Two years ago hundreds of thousands of Rohingya fled Myanmar to Bangladesh. Many are now trying to escape the refugee camp's hardships, with some heading to Malaysia in small boats, risking their lives in the process.
DW Akademie staff Mafia Akter opens the camp’s first panel discussion, focusing on the dangers of renewed flight
Twenty-year-old Sharifa Khatun lives with her three-year-old son and her mother in one of the countless bamboo huts in the Rohingya refugee camp. Located in the Cox’s Bazar district in Bangladesh, it is now the largest refugee camp in the world. Like hundreds of thousands of Muslim Rohingya, Sharifa and her family fled their homeland two years ago to escape military attacks. Her husband had previously left for Malaysia and remains there, but Sharifa will be staying in the refugee camp. Like most Rohingya, she fears further reprisals if she returns to Myanmar, and because Rohingya are stateless they cannot officially leave Bangladesh - not even the refugee camp itself.
Still, the young mother now sees another reason to stay: in early 2018 she started working as a reporter for Radio Naf, a local community radio station. With support from DW Akademie, a team of Rohingya and Bangladeshi community reporters are producing the feature radio program "Palonger Hota" covering everyday stories in the camp and surrounding villages. Sharifa says it has given her a new outlook on life.
But a sense of hopelessness has spread throughout the camp: roughly one million people now live here under difficult conditions in cramp quarters. The Rohingya’s mass exodus began two years ago on August 25, 2017 and for many, the flight continues – either in their minds or in reality. Human smugglers know how to exploit this.

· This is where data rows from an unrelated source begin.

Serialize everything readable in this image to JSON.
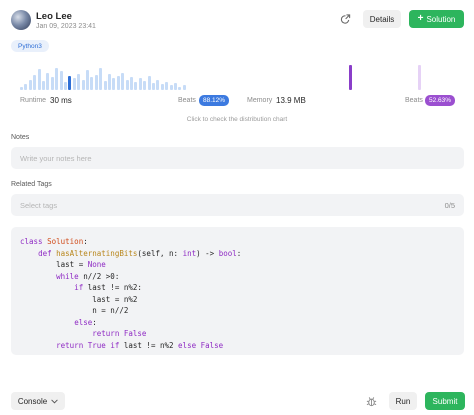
{
  "user": {
    "name": "Leo Lee",
    "date": "Jan 09, 2023 23:41"
  },
  "toolbar": {
    "details_label": "Details",
    "solution_label": "Solution",
    "share_icon": "share-icon"
  },
  "language_tag": "Python3",
  "runtime": {
    "label": "Runtime",
    "value": "30 ms",
    "beats_label": "Beats",
    "beats_value": "88.12%",
    "color": "#3c7ae0",
    "distribution": [
      3,
      5,
      9,
      13,
      18,
      8,
      15,
      11,
      19,
      16,
      7,
      12,
      10,
      14,
      9,
      17,
      11,
      13,
      19,
      8,
      14,
      10,
      12,
      15,
      9,
      11,
      7,
      10,
      8,
      12,
      6,
      9,
      5,
      7,
      4,
      6,
      3,
      4
    ],
    "highlight_index": 11
  },
  "memory": {
    "label": "Memory",
    "value": "13.9 MB",
    "beats_label": "Beats",
    "beats_value": "52.63%",
    "color": "#9b4fd0"
  },
  "distribution_hint": "Click to check the distribution chart",
  "notes": {
    "label": "Notes",
    "placeholder": "Write your notes here"
  },
  "related_tags": {
    "label": "Related Tags",
    "placeholder": "Select tags",
    "count": "0/5"
  },
  "code_lines": [
    "class Solution:",
    "    def hasAlternatingBits(self, n: int) -> bool:",
    "        last = None",
    "        while n//2 >0:",
    "            if last != n%2:",
    "                last = n%2",
    "                n = n//2",
    "            else:",
    "                return False",
    "        return True if last != n%2 else False"
  ],
  "footer": {
    "console_label": "Console",
    "run_label": "Run",
    "submit_label": "Submit"
  }
}
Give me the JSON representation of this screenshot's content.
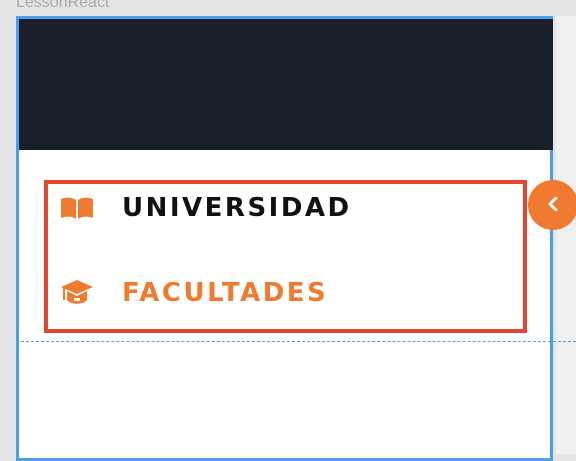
{
  "window": {
    "app_label": "LessonReact"
  },
  "menu": {
    "items": [
      {
        "label": "UNIVERSIDAD",
        "icon": "book-open-icon",
        "color": "#111111"
      },
      {
        "label": "FACULTADES",
        "icon": "graduation-cap-icon",
        "color": "#f07a30"
      }
    ]
  },
  "sidebar_toggle": {
    "icon": "chevron-left-icon",
    "color": "#f07a30"
  },
  "colors": {
    "header_bg": "#181e2a",
    "accent": "#f07a30",
    "selection_outline": "#e4452d",
    "frame_outline": "#4a9fe8"
  }
}
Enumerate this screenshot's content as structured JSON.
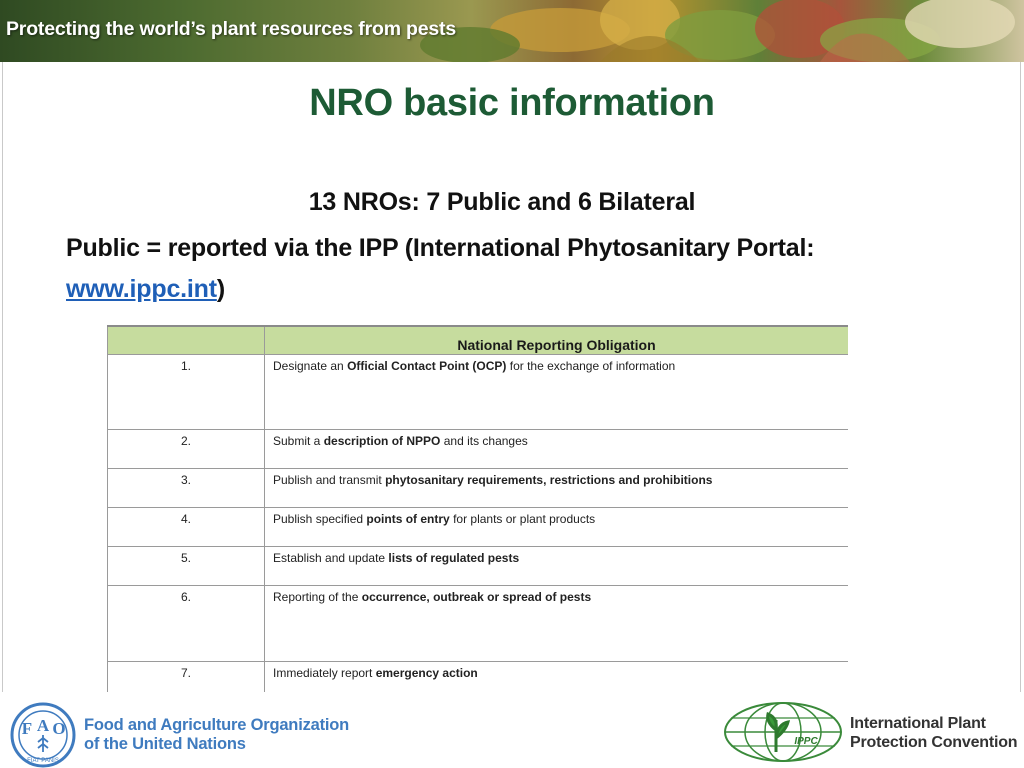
{
  "banner": {
    "title": "Protecting the world’s plant resources from pests"
  },
  "slide": {
    "title": "NRO basic information",
    "subtitle": "13 NROs: 7 Public and 6 Bilateral",
    "para_prefix": "Public = reported via the IPP (International Phytosanitary Portal: ",
    "link": "www.ippc.int",
    "para_suffix": ")"
  },
  "table": {
    "header": "National Reporting Obligation",
    "rows": [
      {
        "num": "1.",
        "pre": "Designate an ",
        "bold": "Official Contact Point (OCP)",
        "post": " for the exchange of information"
      },
      {
        "num": "2.",
        "pre": "Submit a ",
        "bold": "description of NPPO",
        "post": " and its changes"
      },
      {
        "num": "3.",
        "pre": "Publish and transmit ",
        "bold": "phytosanitary requirements, restrictions and prohibitions",
        "post": ""
      },
      {
        "num": "4.",
        "pre": "Publish specified ",
        "bold": "points of entry",
        "post": " for plants or plant products"
      },
      {
        "num": "5.",
        "pre": "Establish and update ",
        "bold": "lists of regulated pests",
        "post": ""
      },
      {
        "num": "6.",
        "pre": "Reporting of the ",
        "bold": "occurrence, outbreak or spread of pests",
        "post": ""
      },
      {
        "num": "7.",
        "pre": "Immediately report ",
        "bold": "emergency action",
        "post": ""
      }
    ]
  },
  "footer": {
    "fao_line1": "Food and Agriculture Organization",
    "fao_line2": "of the United Nations",
    "ippc_line1": "International Plant",
    "ippc_line2": "Protection Convention",
    "ippc_badge": "IPPC",
    "fao_letters": [
      "F",
      "A",
      "O"
    ],
    "fao_motto": "FIAT PANIS"
  },
  "colors": {
    "title_green": "#1d5b35",
    "link_blue": "#1f5fb7",
    "table_header_green": "#c6dc9e",
    "fao_blue": "#3f7bbf"
  }
}
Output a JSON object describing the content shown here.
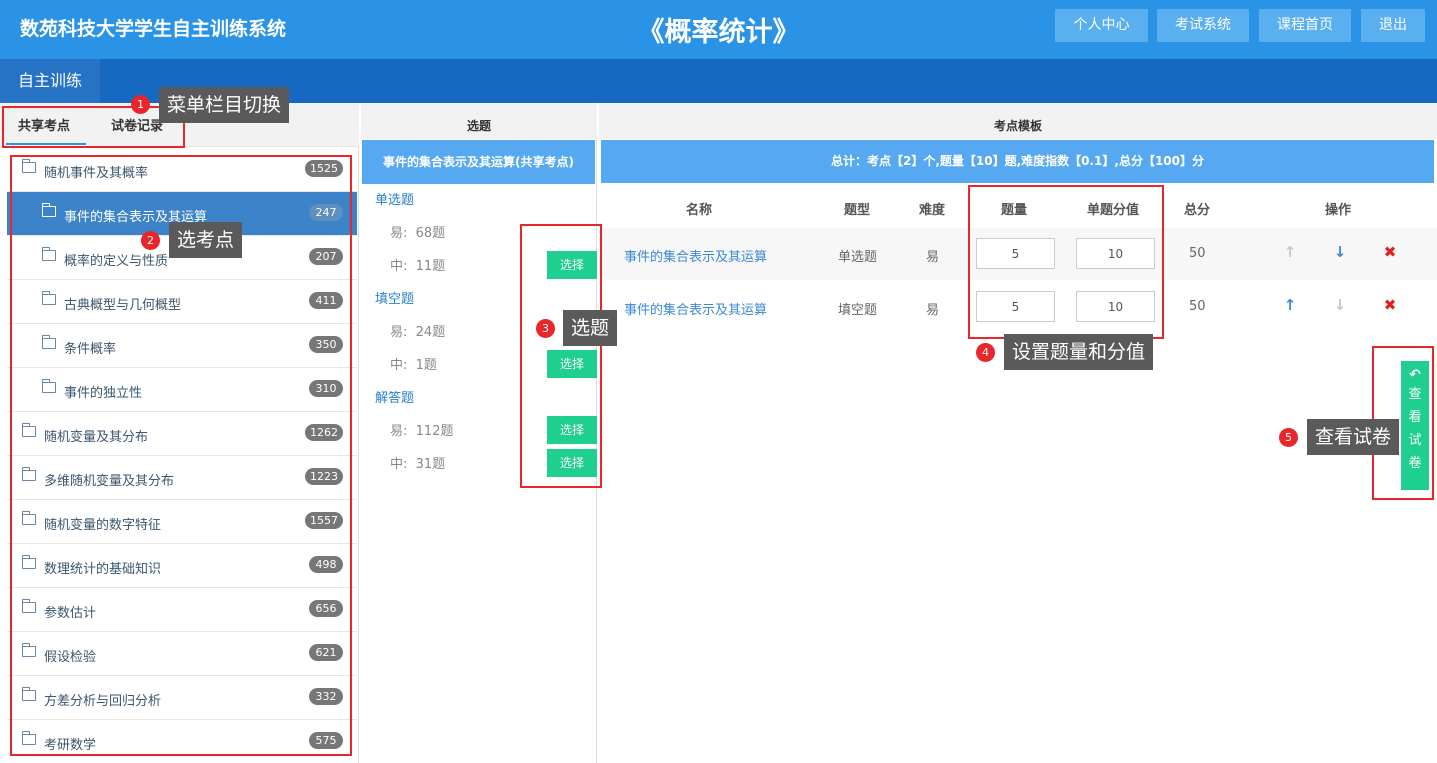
{
  "header": {
    "app_title": "数苑科技大学学生自主训练系统",
    "course_title": "《概率统计》",
    "nav": [
      "个人中心",
      "考试系统",
      "课程首页",
      "退出"
    ]
  },
  "subnav": {
    "tab": "自主训练"
  },
  "left": {
    "tabs": [
      "共享考点",
      "试卷记录"
    ],
    "tree": [
      {
        "label": "随机事件及其概率",
        "count": "1525",
        "expanded": true
      },
      {
        "label": "事件的集合表示及其运算",
        "count": "247",
        "selected": true
      },
      {
        "label": "概率的定义与性质",
        "count": "207"
      },
      {
        "label": "古典概型与几何概型",
        "count": "411"
      },
      {
        "label": "条件概率",
        "count": "350"
      },
      {
        "label": "事件的独立性",
        "count": "310"
      },
      {
        "label": "随机变量及其分布",
        "count": "1262"
      },
      {
        "label": "多维随机变量及其分布",
        "count": "1223"
      },
      {
        "label": "随机变量的数字特征",
        "count": "1557"
      },
      {
        "label": "数理统计的基础知识",
        "count": "498"
      },
      {
        "label": "参数估计",
        "count": "656"
      },
      {
        "label": "假设检验",
        "count": "621"
      },
      {
        "label": "方差分析与回归分析",
        "count": "332"
      },
      {
        "label": "考研数学",
        "count": "575"
      }
    ]
  },
  "middle": {
    "header": "选题",
    "topic": "事件的集合表示及其运算(共享考点)",
    "groups": [
      {
        "type": "单选题",
        "levels": [
          {
            "label": "易:",
            "count": "68题"
          },
          {
            "label": "中:",
            "count": "11题"
          }
        ]
      },
      {
        "type": "填空题",
        "levels": [
          {
            "label": "易:",
            "count": "24题"
          },
          {
            "label": "中:",
            "count": "1题"
          }
        ]
      },
      {
        "type": "解答题",
        "levels": [
          {
            "label": "易:",
            "count": "112题"
          },
          {
            "label": "中:",
            "count": "31题"
          }
        ]
      }
    ],
    "select_label": "选择"
  },
  "right": {
    "header": "考点模板",
    "summary": "总计：考点【2】个,题量【10】题,难度指数【0.1】,总分【100】分",
    "columns": [
      "名称",
      "题型",
      "难度",
      "题量",
      "单题分值",
      "总分",
      "操作"
    ],
    "rows": [
      {
        "name": "事件的集合表示及其运算",
        "type": "单选题",
        "difficulty": "易",
        "quantity": "5",
        "score": "10",
        "total": "50"
      },
      {
        "name": "事件的集合表示及其运算",
        "type": "填空题",
        "difficulty": "易",
        "quantity": "5",
        "score": "10",
        "total": "50"
      }
    ],
    "view_paper_chars": [
      "查",
      "看",
      "试",
      "卷"
    ]
  },
  "annotations": [
    {
      "num": "1",
      "text": "菜单栏目切换"
    },
    {
      "num": "2",
      "text": "选考点"
    },
    {
      "num": "3",
      "text": "选题"
    },
    {
      "num": "4",
      "text": "设置题量和分值"
    },
    {
      "num": "5",
      "text": "查看试卷"
    }
  ],
  "colors": {
    "header": "#2a93e6",
    "subbar": "#1668c0",
    "accent_green": "#1fcf8f",
    "annotation_red": "#e8262b"
  }
}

Looking for work or forced into prostitution
Vulnerable refugees are lured by smugglers’ lies or promises to get them to Malaysia, one of the countries they long to reach. While some do make it to India, Thailand, Indonesia or the Gulf states using forged documents, others often end up in forced labor. Young women and girls are often pressured to marry men outside of the camp to lighten the burden of their poverty-stricken Rohingya families. Others are forced into prostitution.
A major human trafficking crisis occurred in 2015 when thousands of boat refugees, mostly Rohingya, for weeks floated helplessly on the ocean before being taken in by Thailand, Malaysia and Indonesia. There were also reports of victims living in Thai jungle camps that were close to mass graves. The Bangladesh and Thai governments cracked down on the traffickers but their numbers are increasing again.
According to media reports, Bangladesh authorities say they stopped 300 refugees from illegally leaving the country in the first half of 2019. That number, however, is likely to be much higher. Around 200,000 Rohingya are also estimated to have left the camp and gone into hiding elsewhere in Bangladesh.
At the first panel discussion, Rohingya representatives and aid organizations underline the dangers of fleeing the camp
Information instead of barbed wire
While Bangladeshi politicians are thinking of putting up barbed wire around the camp, or relocating the refugees to an island in the Bay of Bengal, Rohingya representatives and aid organizations are focusing on an information campaign underlining the dangers of fleeing the camp. Some of those risks include forced labor, prostitution, child marriage, organ trafficking or even torture if the smugglers suddenly demand more money. If people are aware of the risks for themselves and their families, the organizations say, they will think twice before fleeing again.
As a result, Sharifa and the "Palonger Hota" team helped organize and record a camp panel discussion on human smuggling and illegal migration. The discussion looked at various risks as well as the fact that families who are left behind are often unaware of their relatives' fates. The discussion, later broadcasted on Radio Naf, was held in cooperation with UNHCR, IOM and other aid agencies. This new radio format - panel discussions at the camp - will continue until the end of the year and feature additional topics.
"Radio has changed my life"
Sharifa is glad that she and her family are relatively safe in the camp. Even though the living conditions are difficult, she says she has found meaningful work as a radio reporter and that it has changed her life. "I used to be quiet and shy but I’m not anymore," she explains. "In Myanmar, Rohingya women only work at home, but it’s different here. I had to learn how to approach strangers, ask them questions and how to speak for myself," she says. Her mother is proud that Sharifa, even though like many Rohingya women she can hardly read or write, can now transfer interview recordings to a laptop and edit them.
Despite her newfound independence, Sharifa hopes to see her husband again. "Inshallah," she says. God willing.
DW Akademie’s and Radio Naf’s joint project was launched in early 2018 with initial funding from Germany’s Federal Ministry for Economic Cooperation and Development (BMZ). Germany’s Federal Foreign Office has been funding the project since May 2018.